The growing diversity of drug and supplement forms has also made trials more important, particularly for supplement makers that have traditionally outsourced more development work than pharmaceutical companies. Flanagan points out that Compass contends with an ever-expanding lineup of powders, liquids and pills. Each one has its own handling and filling challenges. "We're not just putting pills in a bottle anymore," he says.
The power of powders
Compass Pharma is increasingly setting itself apart from other contract packagers based on its ability to handle powdered pharmaceuticals and nutritional supplements. While some of these powder jobs are relatively simple, e.g., dropping powders in bottles, others are far more difficult.
One of Compass' emerging specialties, for example, is micro-powder packaging in pouches. The company has a dedicated pouch line capable of packaging sub-gram quantities of powder at high speeds. Built around an HMC pouch machine, the system includes an OCS check weigher with a 0.001-gram resolution and a 250 pouch/minute capacity. Closed-loop control based on real-time weight readings regulates the system's All-Fill filling station.
Currently, Compass has one pharmaceutical job that requires it to package just 475 mg of powder with a +/-5 percent tolerance. "That's really pushing the envelope," says Tony Fenno, the company's chief operating officer. With such small quantities of powder, variations in weight of the laminated pouches can easily eat up the entire 5 percent filling tolerance. "Control of the filling station has to be perfect for this to work," Fenno says.
Hard-to-handle powders have become so important to Compass that the company typically customizes filling equipment tooling, mostly augurs, for each job.

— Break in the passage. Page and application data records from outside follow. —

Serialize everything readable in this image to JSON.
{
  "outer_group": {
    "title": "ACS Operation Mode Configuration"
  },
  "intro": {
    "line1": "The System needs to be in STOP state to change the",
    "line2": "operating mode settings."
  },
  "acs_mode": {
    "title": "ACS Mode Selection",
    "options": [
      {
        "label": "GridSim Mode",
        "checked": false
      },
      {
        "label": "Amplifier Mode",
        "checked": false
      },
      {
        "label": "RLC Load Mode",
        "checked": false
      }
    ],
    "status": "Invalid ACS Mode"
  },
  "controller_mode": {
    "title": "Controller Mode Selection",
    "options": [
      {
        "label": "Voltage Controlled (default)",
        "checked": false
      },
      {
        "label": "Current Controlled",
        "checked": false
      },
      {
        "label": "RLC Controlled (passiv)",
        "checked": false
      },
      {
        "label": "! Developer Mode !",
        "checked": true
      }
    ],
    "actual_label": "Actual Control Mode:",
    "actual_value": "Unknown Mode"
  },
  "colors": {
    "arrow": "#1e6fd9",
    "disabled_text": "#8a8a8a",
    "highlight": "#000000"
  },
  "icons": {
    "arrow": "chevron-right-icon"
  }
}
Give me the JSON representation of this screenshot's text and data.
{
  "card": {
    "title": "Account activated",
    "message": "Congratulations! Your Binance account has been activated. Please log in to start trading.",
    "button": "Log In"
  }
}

Don Wrocklage, the company's director of project management, says the company typically works with its filling equipment vendors to characterize each powder's flowability attributes, such as particle-size distribution, shape and moisture sensitivity. "We then design optimized tooling around what we know about the powder, rather than taking existing tooling and hoping we can make it work."
More information is available
All-Fill, 866/255-3455, www.all-fill.com
Bosch Packaging, 715/246-6511. www.boschpackaging.com
HMC Products Inc., 815/397-9145. www.hmcproducts.com
OCS Checkweighers Inc., 678/344-8300. www.ocs-cw.com
Uhlmann, 973/402-8855. www.uhlmann.de